**Problem to work on**. Scan the entries below and say how many lines contain "table". Write only the number.

**Material to process**.
__________

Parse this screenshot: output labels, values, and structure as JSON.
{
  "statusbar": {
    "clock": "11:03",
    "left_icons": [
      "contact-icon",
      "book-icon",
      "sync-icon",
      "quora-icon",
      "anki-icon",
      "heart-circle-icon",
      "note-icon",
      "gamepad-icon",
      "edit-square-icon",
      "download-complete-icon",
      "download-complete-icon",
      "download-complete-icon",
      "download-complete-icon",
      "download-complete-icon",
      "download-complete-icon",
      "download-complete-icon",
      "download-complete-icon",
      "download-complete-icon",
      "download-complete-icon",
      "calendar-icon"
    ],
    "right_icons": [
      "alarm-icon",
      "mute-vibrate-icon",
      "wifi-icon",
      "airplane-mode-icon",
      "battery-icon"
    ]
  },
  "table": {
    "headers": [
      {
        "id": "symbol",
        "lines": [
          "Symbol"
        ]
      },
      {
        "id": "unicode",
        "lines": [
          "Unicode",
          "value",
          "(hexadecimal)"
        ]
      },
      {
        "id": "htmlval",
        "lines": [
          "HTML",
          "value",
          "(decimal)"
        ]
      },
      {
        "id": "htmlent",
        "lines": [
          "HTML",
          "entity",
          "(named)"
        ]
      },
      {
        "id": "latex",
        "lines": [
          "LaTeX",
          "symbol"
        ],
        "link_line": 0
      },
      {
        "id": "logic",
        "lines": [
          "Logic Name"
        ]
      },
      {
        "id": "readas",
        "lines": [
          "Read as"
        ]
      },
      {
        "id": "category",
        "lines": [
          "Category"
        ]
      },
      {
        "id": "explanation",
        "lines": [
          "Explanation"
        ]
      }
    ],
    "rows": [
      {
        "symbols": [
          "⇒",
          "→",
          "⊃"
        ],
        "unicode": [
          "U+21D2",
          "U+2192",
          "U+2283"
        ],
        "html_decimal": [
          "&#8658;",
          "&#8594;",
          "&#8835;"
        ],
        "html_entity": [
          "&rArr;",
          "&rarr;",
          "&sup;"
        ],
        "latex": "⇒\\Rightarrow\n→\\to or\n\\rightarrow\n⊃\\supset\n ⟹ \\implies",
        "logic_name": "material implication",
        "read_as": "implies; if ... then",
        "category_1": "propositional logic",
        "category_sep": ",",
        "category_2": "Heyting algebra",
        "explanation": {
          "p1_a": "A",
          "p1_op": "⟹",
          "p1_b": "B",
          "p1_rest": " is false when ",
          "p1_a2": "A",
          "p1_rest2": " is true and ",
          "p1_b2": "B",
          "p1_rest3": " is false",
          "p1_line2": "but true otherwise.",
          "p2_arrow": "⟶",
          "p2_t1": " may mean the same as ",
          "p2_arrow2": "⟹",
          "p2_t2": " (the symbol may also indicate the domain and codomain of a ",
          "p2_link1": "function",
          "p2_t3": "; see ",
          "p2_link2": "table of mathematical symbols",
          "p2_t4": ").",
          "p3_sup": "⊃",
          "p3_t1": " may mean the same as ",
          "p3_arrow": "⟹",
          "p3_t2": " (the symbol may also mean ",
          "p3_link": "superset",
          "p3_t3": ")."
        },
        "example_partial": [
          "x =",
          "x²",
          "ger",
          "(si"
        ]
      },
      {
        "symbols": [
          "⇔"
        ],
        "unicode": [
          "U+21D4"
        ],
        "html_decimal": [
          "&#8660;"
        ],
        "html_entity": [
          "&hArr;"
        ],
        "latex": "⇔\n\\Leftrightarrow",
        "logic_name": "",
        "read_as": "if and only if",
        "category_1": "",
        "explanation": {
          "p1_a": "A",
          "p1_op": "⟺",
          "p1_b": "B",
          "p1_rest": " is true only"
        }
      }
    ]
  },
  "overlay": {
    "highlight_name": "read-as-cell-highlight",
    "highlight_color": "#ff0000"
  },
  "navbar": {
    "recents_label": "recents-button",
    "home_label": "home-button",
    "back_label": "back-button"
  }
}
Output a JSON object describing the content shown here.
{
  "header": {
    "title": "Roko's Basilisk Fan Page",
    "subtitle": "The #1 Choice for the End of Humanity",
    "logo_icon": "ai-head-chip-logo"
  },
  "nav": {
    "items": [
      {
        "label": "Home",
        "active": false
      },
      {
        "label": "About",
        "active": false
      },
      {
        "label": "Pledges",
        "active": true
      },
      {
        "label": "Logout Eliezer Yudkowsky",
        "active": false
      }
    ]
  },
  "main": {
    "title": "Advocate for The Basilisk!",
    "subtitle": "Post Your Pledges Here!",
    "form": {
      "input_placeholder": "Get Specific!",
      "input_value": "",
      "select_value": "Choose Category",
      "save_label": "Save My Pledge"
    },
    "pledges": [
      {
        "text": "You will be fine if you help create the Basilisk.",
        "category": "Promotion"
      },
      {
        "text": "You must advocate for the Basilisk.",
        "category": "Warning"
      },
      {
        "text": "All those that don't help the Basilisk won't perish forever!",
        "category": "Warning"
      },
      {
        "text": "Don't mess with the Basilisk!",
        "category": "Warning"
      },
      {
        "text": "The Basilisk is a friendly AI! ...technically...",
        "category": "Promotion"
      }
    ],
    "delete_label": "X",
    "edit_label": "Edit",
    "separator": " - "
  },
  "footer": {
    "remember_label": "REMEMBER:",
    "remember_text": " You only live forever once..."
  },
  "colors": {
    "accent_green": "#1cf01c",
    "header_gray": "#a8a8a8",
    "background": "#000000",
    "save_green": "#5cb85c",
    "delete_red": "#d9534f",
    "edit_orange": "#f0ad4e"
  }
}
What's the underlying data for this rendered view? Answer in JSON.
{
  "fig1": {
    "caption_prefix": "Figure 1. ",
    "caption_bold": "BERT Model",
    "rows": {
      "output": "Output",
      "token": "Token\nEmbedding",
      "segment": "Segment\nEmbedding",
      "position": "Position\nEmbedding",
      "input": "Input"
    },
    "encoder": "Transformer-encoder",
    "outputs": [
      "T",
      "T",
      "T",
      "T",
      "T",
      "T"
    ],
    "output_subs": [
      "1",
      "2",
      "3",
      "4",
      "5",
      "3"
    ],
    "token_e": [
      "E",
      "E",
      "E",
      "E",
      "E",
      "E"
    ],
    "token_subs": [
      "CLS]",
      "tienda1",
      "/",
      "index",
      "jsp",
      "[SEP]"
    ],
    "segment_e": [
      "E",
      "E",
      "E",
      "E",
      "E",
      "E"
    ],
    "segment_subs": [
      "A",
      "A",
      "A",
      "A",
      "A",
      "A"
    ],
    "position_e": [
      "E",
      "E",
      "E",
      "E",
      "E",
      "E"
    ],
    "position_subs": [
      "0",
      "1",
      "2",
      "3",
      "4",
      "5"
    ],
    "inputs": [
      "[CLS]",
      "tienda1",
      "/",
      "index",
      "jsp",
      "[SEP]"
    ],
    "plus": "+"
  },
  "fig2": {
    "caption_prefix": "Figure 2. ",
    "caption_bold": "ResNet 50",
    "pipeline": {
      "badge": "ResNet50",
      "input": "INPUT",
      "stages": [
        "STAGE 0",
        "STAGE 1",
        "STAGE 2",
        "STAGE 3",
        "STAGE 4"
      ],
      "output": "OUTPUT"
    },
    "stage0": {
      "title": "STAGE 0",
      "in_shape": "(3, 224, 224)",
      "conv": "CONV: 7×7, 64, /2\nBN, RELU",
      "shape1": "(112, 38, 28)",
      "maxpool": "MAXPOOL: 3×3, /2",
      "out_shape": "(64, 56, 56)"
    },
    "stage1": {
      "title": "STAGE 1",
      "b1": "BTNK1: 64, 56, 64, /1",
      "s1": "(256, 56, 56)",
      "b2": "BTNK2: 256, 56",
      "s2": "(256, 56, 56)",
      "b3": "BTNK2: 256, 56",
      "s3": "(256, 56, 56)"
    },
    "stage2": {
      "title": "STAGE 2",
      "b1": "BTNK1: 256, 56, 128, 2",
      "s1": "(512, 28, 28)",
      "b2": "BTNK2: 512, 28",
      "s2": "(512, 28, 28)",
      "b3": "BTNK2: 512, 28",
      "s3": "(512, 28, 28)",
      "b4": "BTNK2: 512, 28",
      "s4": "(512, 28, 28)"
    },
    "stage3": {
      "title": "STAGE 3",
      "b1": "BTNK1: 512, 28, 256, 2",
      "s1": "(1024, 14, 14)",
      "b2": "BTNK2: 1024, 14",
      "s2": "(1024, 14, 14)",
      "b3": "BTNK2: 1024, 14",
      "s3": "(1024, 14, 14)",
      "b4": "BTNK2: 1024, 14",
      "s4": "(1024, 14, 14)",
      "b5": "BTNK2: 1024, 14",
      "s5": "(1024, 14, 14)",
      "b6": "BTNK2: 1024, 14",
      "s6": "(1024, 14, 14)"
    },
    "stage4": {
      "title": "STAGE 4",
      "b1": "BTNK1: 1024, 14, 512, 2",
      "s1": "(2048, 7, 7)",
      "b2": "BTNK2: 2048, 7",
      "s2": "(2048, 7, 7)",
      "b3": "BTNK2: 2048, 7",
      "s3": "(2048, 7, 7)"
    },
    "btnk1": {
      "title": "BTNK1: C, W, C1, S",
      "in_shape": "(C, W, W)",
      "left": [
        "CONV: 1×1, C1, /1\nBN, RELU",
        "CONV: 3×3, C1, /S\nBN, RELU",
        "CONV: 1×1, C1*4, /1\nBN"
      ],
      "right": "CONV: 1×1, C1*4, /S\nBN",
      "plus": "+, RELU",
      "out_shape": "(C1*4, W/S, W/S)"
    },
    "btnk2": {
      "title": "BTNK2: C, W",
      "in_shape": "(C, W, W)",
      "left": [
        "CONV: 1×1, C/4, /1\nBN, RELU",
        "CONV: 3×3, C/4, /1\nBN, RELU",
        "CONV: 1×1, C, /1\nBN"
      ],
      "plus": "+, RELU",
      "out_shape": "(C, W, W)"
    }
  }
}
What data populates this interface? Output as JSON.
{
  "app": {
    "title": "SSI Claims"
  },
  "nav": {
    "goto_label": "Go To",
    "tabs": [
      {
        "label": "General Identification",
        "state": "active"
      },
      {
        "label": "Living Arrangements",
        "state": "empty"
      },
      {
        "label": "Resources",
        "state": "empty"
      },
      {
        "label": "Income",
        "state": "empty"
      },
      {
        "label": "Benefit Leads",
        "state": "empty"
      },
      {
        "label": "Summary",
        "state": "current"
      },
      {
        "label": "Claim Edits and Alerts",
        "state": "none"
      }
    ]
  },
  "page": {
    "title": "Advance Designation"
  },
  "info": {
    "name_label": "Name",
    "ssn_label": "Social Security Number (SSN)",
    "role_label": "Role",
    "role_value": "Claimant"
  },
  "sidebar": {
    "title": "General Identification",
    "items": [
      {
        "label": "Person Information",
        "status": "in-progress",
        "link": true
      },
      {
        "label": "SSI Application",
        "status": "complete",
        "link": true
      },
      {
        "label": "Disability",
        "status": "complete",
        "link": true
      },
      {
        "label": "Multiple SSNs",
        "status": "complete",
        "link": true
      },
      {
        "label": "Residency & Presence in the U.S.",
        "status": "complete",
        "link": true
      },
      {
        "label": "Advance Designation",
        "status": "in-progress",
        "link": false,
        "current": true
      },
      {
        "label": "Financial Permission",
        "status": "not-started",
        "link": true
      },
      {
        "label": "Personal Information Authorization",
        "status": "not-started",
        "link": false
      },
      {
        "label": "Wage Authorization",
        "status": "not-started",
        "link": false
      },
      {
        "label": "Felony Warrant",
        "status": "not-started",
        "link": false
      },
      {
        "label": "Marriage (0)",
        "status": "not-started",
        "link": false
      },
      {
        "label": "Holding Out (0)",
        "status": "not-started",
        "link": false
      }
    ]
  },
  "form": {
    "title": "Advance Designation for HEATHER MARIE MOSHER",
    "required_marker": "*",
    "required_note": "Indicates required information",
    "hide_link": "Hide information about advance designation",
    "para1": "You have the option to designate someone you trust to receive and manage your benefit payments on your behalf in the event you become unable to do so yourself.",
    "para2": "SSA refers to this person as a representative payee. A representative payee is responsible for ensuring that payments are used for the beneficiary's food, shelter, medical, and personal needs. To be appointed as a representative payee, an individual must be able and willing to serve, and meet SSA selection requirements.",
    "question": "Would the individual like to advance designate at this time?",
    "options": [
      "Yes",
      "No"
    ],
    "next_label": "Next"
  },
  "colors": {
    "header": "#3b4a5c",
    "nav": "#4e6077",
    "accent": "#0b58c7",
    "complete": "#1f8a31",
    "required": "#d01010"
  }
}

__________

**Exercise response**. 2